Requirement:
Return the data given below exactly as it appears.
───
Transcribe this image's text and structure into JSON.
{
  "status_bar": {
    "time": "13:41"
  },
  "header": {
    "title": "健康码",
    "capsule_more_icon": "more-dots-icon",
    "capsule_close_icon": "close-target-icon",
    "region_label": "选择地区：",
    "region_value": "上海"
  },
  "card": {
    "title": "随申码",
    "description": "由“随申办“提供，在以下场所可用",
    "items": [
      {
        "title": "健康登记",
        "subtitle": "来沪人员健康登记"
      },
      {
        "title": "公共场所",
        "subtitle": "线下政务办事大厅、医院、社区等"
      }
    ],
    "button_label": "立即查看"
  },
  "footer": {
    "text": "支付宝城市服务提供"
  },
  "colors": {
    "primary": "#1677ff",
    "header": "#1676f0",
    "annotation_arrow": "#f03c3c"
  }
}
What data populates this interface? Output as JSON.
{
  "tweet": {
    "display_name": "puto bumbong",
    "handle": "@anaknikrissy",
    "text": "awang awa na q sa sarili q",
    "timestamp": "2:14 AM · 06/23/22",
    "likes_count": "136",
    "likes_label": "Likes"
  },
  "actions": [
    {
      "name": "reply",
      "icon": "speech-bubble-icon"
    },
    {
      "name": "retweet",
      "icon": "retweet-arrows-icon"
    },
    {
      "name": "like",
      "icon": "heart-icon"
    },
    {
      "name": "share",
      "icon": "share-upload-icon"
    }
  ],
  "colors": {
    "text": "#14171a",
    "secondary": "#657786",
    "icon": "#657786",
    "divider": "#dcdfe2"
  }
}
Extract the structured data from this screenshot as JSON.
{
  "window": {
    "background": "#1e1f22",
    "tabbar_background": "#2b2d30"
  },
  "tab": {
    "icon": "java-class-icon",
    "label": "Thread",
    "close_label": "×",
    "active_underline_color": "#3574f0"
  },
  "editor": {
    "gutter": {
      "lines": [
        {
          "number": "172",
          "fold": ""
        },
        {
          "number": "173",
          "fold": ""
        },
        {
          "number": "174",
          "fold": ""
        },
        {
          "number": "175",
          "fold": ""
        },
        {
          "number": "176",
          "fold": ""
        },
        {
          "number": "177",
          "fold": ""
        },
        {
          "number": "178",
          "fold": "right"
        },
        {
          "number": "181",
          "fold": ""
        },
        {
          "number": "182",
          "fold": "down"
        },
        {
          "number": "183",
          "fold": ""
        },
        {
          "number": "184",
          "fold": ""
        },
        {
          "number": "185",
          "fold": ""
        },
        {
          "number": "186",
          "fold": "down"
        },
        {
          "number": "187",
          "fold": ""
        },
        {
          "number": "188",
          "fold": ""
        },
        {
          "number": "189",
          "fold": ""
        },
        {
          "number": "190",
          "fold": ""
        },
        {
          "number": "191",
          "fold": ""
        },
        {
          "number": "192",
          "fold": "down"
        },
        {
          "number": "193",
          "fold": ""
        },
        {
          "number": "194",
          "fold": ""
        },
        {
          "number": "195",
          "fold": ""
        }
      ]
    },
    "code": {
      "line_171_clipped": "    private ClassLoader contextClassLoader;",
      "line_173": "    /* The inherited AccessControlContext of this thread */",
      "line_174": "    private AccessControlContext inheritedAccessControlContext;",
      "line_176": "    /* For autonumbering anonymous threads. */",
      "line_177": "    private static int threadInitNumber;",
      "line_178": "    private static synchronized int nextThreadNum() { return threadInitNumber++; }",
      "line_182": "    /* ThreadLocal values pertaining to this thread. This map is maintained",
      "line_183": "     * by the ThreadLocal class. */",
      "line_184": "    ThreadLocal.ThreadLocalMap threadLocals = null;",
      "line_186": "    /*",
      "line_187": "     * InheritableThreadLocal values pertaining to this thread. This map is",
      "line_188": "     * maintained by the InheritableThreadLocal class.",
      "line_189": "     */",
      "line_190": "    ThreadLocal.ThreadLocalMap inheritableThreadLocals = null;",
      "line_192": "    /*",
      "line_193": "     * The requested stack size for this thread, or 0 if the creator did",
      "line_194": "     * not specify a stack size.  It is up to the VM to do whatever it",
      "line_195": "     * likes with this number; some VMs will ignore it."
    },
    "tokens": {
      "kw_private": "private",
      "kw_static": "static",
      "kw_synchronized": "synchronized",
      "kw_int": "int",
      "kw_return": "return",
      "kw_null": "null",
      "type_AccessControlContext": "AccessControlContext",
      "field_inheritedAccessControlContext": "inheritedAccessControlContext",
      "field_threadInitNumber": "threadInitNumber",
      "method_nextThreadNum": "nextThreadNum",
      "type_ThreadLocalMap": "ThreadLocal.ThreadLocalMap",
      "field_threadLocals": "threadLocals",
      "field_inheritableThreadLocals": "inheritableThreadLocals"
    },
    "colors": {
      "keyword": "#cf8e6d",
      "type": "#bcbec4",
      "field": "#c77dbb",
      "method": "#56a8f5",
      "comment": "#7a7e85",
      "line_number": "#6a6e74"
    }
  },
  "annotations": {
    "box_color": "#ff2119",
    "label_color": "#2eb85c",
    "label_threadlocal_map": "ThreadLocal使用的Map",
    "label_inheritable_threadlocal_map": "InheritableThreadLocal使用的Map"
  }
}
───
Result of this task:
Transcribe this image's text and structure into JSON.
{
  "status_bar": {
    "time": "13:41"
  },
  "header": {
    "title": "健康码",
    "capsule_more_icon": "more-dots-icon",
    "capsule_close_icon": "close-target-icon",
    "region_label": "选择地区：",
    "region_value": "上海"
  },
  "card": {
    "title": "随申码",
    "description": "由“随申办“提供，在以下场所可用",
    "items": [
      {
        "title": "健康登记",
        "subtitle": "来沪人员健康登记"
      },
      {
        "title": "公共场所",
        "subtitle": "线下政务办事大厅、医院、社区等"
      }
    ],
    "button_label": "立即查看"
  },
  "footer": {
    "text": "支付宝城市服务提供"
  },
  "colors": {
    "primary": "#1677ff",
    "header": "#1676f0",
    "annotation_arrow": "#f03c3c"
  }
}
What data populates this interface? Output as JSON.
{
  "tweet": {
    "display_name": "puto bumbong",
    "handle": "@anaknikrissy",
    "text": "awang awa na q sa sarili q",
    "timestamp": "2:14 AM · 06/23/22",
    "likes_count": "136",
    "likes_label": "Likes"
  },
  "actions": [
    {
      "name": "reply",
      "icon": "speech-bubble-icon"
    },
    {
      "name": "retweet",
      "icon": "retweet-arrows-icon"
    },
    {
      "name": "like",
      "icon": "heart-icon"
    },
    {
      "name": "share",
      "icon": "share-upload-icon"
    }
  ],
  "colors": {
    "text": "#14171a",
    "secondary": "#657786",
    "icon": "#657786",
    "divider": "#dcdfe2"
  }
}
Extract the structured data from this screenshot as JSON.
{
  "window": {
    "background": "#1e1f22",
    "tabbar_background": "#2b2d30"
  },
  "tab": {
    "icon": "java-class-icon",
    "label": "Thread",
    "close_label": "×",
    "active_underline_color": "#3574f0"
  },
  "editor": {
    "gutter": {
      "lines": [
        {
          "number": "172",
          "fold": ""
        },
        {
          "number": "173",
          "fold": ""
        },
        {
          "number": "174",
          "fold": ""
        },
        {
          "number": "175",
          "fold": ""
        },
        {
          "number": "176",
          "fold": ""
        },
        {
          "number": "177",
          "fold": ""
        },
        {
          "number": "178",
          "fold": "right"
        },
        {
          "number": "181",
          "fold": ""
        },
        {
          "number": "182",
          "fold": "down"
        },
        {
          "number": "183",
          "fold": ""
        },
        {
          "number": "184",
          "fold": ""
        },
        {
          "number": "185",
          "fold": ""
        },
        {
          "number": "186",
          "fold": "down"
        },
        {
          "number": "187",
          "fold": ""
        },
        {
          "number": "188",
          "fold": ""
        },
        {
          "number": "189",
          "fold": ""
        },
        {
          "number": "190",
          "fold": ""
        },
        {
          "number": "191",
          "fold": ""
        },
        {
          "number": "192",
          "fold": "down"
        },
        {
          "number": "193",
          "fold": ""
        },
        {
          "number": "194",
          "fold": ""
        },
        {
          "number": "195",
          "fold": ""
        }
      ]
    },
    "code": {
      "line_171_clipped": "    private ClassLoader contextClassLoader;",
      "line_173": "    /* The inherited AccessControlContext of this thread */",
      "line_174": "    private AccessControlContext inheritedAccessControlContext;",
      "line_176": "    /* For autonumbering anonymous threads. */",
      "line_177": "    private static int threadInitNumber;",
      "line_178": "    private static synchronized int nextThreadNum() { return threadInitNumber++; }",
      "line_182": "    /* ThreadLocal values pertaining to this thread. This map is maintained",
      "line_183": "     * by the ThreadLocal class. */",
      "line_184": "    ThreadLocal.ThreadLocalMap threadLocals = null;",
      "line_186": "    /*",
      "line_187": "     * InheritableThreadLocal values pertaining to this thread. This map is",
      "line_188": "     * maintained by the InheritableThreadLocal class.",
      "line_189": "     */",
      "line_190": "    ThreadLocal.ThreadLocalMap inheritableThreadLocals = null;",
      "line_192": "    /*",
      "line_193": "     * The requested stack size for this thread, or 0 if the creator did",
      "line_194": "     * not specify a stack size.  It is up to the VM to do whatever it",
      "line_195": "     * likes with this number; some VMs will ignore it."
    },
    "tokens": {
      "kw_private": "private",
      "kw_static": "static",
      "kw_synchronized": "synchronized",
      "kw_int": "int",
      "kw_return": "return",
      "kw_null": "null",
      "type_AccessControlContext": "AccessControlContext",
      "field_inheritedAccessControlContext": "inheritedAccessControlContext",
      "field_threadInitNumber": "threadInitNumber",
      "method_nextThreadNum": "nextThreadNum",
      "type_ThreadLocalMap": "ThreadLocal.ThreadLocalMap",
      "field_threadLocals": "threadLocals",
      "field_inheritableThreadLocals": "inheritableThreadLocals"
    },
    "colors": {
      "keyword": "#cf8e6d",
      "type": "#bcbec4",
      "field": "#c77dbb",
      "method": "#56a8f5",
      "comment": "#7a7e85",
      "line_number": "#6a6e74"
    }
  },
  "annotations": {
    "box_color": "#ff2119",
    "label_color": "#2eb85c",
    "label_threadlocal_map": "ThreadLocal使用的Map",
    "label_inheritable_threadlocal_map": "InheritableThreadLocal使用的Map"
  }
}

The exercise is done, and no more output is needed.